One of the strangest, yet interesting, aircraft we can see in the air is the SOFIA. This acronym corresponds to Stratospheric Observatory for Infrared Astronomy. It is, in fact, a Boeing 747 that was reconverted a few years ago to house a 2.5 metre telescope in its interior, along with a series of astronomical observation and study equipment.
The project is being carried out jointly by NASA and DLR (German Aerospace Centre). Its aim is to have a telescope available that allows observations to be made from the stratosphere, thereby avoiding the atmosphere’s infrared radiation filter. This is why the aircraft’s average observation altitude is 13,000 metres, where 99.8% of the water vapour contained in the atmosphere is avoided. The importance of this kind of studies is due to the fact that infrared observations reveal cold states of matter and allow the hidden universe to be explored.
An added advantage of having an aircraft-mounted telescope available is its mobility. The SOFIA can perform observation and study programmes from any point in the Earth’s stratosphere and can therefore be aimed at any part of the universe.
Some important findings made by the SOFIA were recently released in March 2015. They refer to the links between supernovas and the formation of planets like the Earth.

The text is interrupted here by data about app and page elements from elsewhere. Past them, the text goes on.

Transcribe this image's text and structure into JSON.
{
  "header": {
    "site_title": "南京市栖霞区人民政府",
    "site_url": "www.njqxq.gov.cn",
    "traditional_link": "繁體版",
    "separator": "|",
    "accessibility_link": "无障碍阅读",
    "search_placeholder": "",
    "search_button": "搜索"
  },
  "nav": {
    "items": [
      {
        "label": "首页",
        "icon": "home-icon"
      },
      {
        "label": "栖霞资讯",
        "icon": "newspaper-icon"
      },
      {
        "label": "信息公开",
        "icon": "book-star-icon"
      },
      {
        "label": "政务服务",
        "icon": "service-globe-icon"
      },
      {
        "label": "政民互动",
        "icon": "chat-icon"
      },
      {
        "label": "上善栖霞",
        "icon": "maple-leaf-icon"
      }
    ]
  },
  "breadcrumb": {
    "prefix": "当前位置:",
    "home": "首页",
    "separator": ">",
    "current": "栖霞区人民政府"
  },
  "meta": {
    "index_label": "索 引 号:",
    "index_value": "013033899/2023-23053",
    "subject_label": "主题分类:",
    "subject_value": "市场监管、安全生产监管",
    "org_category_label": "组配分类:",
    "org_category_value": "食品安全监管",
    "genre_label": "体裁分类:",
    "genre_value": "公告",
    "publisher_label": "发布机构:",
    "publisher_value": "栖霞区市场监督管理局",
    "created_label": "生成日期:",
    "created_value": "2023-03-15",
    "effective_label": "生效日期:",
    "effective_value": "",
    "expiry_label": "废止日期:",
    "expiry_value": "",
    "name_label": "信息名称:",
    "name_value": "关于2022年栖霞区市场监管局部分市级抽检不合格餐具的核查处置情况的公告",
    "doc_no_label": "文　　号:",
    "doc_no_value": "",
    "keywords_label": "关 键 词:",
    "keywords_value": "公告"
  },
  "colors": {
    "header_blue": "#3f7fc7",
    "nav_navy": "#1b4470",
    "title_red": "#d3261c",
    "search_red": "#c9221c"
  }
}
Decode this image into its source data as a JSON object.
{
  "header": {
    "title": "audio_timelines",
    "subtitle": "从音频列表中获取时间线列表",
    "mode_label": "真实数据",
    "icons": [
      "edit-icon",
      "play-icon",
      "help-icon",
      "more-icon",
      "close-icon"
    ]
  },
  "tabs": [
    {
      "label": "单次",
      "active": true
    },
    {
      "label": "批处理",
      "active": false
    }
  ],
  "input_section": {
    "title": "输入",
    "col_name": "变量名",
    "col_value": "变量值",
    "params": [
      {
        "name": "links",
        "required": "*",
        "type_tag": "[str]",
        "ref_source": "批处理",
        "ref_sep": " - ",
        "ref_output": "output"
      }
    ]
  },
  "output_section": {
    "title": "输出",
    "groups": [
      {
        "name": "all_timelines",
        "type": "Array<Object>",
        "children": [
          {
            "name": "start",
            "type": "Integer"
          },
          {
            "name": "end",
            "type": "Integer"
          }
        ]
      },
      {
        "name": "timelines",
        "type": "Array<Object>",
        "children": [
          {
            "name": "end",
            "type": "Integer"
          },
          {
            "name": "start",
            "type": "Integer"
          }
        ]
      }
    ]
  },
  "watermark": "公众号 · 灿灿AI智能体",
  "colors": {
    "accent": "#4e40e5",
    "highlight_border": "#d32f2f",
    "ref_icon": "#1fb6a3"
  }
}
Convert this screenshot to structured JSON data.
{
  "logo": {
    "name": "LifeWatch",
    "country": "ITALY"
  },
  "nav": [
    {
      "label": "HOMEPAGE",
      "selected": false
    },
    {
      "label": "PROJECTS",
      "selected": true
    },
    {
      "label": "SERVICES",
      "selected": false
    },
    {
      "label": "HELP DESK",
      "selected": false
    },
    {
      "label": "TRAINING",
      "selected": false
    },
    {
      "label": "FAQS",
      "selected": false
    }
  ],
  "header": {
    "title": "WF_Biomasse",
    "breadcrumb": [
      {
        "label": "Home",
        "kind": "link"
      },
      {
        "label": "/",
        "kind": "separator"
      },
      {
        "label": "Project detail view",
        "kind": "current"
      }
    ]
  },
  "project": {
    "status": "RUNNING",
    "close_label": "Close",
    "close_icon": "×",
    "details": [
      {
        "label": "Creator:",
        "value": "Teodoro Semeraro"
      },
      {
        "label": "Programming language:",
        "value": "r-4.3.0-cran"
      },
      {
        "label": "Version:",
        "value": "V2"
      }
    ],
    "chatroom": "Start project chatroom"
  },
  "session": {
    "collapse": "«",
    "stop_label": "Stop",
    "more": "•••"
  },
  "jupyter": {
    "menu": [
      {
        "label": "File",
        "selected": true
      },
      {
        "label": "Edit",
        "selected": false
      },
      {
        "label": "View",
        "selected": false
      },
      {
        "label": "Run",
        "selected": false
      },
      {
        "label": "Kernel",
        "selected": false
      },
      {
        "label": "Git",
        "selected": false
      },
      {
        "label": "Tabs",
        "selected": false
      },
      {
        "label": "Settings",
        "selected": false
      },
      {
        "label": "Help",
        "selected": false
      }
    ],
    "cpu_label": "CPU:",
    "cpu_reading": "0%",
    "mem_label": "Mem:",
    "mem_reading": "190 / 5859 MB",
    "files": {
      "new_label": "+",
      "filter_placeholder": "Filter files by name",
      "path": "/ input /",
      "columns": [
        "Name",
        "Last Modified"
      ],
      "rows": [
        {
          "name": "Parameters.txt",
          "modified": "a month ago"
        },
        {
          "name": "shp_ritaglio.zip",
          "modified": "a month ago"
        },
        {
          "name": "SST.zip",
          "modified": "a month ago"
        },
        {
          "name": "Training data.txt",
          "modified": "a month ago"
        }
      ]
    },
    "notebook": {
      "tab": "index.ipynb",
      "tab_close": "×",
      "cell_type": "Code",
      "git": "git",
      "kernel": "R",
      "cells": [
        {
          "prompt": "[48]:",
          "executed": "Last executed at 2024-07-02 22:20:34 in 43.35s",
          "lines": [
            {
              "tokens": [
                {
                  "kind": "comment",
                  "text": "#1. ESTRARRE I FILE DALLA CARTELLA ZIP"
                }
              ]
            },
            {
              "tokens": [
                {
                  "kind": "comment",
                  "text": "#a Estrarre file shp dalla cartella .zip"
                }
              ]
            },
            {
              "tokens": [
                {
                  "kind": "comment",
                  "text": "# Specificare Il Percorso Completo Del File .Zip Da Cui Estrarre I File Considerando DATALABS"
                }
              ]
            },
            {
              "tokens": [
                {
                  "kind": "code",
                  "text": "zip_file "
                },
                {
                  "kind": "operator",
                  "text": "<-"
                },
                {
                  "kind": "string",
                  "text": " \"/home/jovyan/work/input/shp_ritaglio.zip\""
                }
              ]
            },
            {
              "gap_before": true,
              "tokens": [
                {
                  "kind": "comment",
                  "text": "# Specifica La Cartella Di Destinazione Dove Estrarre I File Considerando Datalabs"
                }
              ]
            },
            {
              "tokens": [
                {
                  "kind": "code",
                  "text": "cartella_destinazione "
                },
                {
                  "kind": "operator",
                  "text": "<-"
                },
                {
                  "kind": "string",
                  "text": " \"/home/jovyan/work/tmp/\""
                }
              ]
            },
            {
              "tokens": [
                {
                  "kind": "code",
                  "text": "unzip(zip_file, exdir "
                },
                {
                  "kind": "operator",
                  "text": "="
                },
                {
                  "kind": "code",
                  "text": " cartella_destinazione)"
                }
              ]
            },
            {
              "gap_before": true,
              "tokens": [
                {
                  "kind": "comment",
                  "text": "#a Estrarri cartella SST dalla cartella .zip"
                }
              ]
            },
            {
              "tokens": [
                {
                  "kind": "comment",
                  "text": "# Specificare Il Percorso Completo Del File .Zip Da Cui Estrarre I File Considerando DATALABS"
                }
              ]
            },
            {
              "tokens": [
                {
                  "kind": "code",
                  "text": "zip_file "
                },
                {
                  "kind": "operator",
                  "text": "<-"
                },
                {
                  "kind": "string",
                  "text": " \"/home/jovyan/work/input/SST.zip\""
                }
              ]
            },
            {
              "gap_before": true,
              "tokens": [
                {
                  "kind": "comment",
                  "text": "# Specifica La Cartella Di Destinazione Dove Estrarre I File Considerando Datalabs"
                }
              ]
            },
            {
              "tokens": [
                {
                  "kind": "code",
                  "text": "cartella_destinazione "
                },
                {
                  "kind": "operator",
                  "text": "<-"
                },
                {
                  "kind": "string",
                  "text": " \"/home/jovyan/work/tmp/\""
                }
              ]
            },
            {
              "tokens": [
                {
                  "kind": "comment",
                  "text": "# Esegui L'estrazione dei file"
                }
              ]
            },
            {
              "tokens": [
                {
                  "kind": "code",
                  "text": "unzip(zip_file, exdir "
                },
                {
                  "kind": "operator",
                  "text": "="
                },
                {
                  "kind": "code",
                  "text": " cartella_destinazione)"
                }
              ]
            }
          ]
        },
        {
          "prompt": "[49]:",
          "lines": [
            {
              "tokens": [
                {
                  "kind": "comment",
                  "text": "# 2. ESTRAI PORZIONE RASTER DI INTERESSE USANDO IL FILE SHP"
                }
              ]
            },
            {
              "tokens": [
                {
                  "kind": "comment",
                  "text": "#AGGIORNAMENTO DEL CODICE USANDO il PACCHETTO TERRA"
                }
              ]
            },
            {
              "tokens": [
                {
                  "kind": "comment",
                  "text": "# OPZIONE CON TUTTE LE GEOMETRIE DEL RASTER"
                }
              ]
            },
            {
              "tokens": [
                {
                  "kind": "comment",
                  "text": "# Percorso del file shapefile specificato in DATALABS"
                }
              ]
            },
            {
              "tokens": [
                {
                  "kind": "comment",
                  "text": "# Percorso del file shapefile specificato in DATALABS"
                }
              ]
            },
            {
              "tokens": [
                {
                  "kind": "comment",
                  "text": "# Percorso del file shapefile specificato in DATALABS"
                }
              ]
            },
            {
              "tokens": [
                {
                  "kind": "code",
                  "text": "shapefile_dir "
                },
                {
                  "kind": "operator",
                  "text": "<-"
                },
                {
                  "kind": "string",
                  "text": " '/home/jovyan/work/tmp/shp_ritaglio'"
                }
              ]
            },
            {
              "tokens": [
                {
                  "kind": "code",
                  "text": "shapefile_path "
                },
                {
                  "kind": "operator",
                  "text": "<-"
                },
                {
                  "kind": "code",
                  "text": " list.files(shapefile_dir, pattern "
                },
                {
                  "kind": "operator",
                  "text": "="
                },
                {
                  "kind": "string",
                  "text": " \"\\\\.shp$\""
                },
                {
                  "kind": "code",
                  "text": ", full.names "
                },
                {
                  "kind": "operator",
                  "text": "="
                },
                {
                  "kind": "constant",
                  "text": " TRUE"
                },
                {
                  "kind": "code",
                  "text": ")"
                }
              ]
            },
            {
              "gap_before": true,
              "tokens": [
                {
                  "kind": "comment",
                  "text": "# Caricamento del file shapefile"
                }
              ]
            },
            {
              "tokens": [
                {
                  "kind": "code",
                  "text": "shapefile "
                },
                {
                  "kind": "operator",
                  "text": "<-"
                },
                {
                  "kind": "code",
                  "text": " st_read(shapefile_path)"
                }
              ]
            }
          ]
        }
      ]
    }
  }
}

The aircraft which transports this impressive 2.5 metre telescope is a specially adapted Boeing 747 SP (Special Performance). It is considerably shorter than conventional jumbos and only 45 units were manufactured. It was built in 1977 and transported commercial passengers for Pan Am (which christened it as the “Lindberg Clipper”) and United Airlines. It was acquired by NASA in 1997.
In order to adapt it to its new mission, the back of the aircraft’s fuselage had to be sliced and a series of structural modifications made which would allow it to house the telescope. The engineers in charge of the adaptation had to face significant challenges.
To start off with, they had to create a rigid, yet light, support for the telescope, so as not to overburden the aeroplane. This also involved adapting the aircraft’s external look, giving it a “hunchbacked” appearance. They also had to create a system to stabilise the aircraft’s movements to ensure vibrations did not affect the observations. Another no less important issue was to eliminate the turbulences which would surely be generated when the enormous door protecting the telescope is opened.
Precisely that huge door was one of the major challenges. Measuring 16 by 23 metres, it had to be opened in-flight at cruising speed under extreme pressure and temperature conditions. Furthermore, can you imagine the air’s impact on the open door?
All these challenges were successfully resolved in practice. The SOFIA made her maiden flight in April 2007 and the first successful observations were performed in 2010, opening up a new window for astronomical observations. NASA foresees it will have a useful life of 20 years.